| How to complete this task |
Go over the records and copy every line with the string "value".
- - -
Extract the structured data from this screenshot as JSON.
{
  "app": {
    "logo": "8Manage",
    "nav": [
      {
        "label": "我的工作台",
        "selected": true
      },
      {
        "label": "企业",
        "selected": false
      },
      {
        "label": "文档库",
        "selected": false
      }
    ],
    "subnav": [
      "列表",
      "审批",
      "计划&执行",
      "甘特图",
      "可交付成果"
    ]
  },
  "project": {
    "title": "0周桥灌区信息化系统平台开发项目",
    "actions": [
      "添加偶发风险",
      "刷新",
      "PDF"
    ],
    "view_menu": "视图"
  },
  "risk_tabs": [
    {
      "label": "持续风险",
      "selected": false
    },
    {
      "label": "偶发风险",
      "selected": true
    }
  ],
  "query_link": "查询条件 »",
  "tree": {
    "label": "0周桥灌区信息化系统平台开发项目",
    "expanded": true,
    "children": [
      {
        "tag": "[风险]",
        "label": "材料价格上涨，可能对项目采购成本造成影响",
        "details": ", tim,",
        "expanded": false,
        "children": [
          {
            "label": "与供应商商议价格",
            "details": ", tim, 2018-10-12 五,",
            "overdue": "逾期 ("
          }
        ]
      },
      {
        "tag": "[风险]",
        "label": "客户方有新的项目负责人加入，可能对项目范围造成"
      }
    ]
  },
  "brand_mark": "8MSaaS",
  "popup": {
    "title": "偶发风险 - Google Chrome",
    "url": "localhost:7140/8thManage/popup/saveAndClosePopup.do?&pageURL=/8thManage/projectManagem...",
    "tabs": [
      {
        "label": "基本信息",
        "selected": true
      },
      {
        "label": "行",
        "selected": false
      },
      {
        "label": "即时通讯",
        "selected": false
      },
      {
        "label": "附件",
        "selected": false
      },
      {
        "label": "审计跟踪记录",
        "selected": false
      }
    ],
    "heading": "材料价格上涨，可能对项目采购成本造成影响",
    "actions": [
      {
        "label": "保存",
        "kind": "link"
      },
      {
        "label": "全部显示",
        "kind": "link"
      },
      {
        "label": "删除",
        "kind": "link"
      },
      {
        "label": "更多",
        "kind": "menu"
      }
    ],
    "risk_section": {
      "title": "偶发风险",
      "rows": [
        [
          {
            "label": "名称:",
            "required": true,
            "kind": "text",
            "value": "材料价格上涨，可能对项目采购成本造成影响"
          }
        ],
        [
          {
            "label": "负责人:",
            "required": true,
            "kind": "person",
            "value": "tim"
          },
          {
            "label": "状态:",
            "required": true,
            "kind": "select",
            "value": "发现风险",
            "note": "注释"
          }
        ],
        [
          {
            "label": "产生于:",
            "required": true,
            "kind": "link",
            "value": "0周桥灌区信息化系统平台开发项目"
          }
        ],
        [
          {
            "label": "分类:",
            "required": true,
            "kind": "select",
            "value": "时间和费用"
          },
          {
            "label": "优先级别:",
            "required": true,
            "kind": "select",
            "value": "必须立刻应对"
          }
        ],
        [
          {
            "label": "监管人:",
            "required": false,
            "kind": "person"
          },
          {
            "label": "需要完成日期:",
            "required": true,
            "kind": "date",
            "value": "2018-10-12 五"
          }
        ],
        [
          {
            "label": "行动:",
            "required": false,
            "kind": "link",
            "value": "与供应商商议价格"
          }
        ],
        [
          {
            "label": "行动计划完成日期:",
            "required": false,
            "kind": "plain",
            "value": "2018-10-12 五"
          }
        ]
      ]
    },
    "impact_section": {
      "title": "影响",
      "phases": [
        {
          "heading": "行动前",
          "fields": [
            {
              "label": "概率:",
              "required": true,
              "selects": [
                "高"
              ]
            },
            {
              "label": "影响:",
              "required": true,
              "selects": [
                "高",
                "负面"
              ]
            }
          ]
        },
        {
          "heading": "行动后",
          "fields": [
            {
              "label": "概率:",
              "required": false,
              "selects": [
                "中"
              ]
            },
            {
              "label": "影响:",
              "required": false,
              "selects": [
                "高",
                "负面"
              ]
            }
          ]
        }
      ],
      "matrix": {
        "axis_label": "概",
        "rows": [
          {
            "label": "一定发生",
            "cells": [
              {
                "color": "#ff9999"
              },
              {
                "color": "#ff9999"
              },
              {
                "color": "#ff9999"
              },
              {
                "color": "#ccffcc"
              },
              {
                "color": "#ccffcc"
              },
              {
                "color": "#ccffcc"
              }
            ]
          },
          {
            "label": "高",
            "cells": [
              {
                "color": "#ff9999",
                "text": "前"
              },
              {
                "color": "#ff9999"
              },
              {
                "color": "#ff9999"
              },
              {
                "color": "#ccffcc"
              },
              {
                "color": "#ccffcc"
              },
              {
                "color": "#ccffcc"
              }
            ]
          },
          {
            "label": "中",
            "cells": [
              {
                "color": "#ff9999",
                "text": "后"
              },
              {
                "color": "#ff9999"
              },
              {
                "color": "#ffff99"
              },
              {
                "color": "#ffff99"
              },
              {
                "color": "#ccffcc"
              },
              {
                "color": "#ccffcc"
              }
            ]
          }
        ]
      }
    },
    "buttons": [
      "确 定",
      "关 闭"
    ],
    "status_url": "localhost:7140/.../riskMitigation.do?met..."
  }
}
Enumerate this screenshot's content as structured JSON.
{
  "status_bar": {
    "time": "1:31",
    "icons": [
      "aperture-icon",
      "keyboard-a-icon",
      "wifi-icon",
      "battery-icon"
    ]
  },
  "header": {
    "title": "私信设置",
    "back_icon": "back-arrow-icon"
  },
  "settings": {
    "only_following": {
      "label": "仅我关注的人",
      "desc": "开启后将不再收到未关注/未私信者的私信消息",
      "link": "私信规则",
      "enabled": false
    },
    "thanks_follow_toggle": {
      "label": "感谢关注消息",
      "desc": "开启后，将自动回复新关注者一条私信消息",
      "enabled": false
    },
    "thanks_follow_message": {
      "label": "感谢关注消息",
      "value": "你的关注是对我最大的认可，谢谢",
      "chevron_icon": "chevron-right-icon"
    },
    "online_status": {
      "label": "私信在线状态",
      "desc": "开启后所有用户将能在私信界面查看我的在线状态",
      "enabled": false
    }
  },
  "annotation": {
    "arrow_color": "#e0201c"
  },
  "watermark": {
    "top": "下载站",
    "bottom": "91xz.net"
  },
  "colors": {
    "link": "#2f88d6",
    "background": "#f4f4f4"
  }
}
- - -
| Answer to this problem |
            "value": "材料价格上涨，可能对项目采购成本造成影响"
            "value": "tim"
            "value": "发现风险",
            "value": "0周桥灌区信息化系统平台开发项目"
            "value": "时间和费用"
            "value": "必须立刻应对"
            "value": "2018-10-12 五"
            "value": "与供应商商议价格"
            "value": "2018-10-12 五"
      "value": "你的关注是对我最大的认可，谢谢",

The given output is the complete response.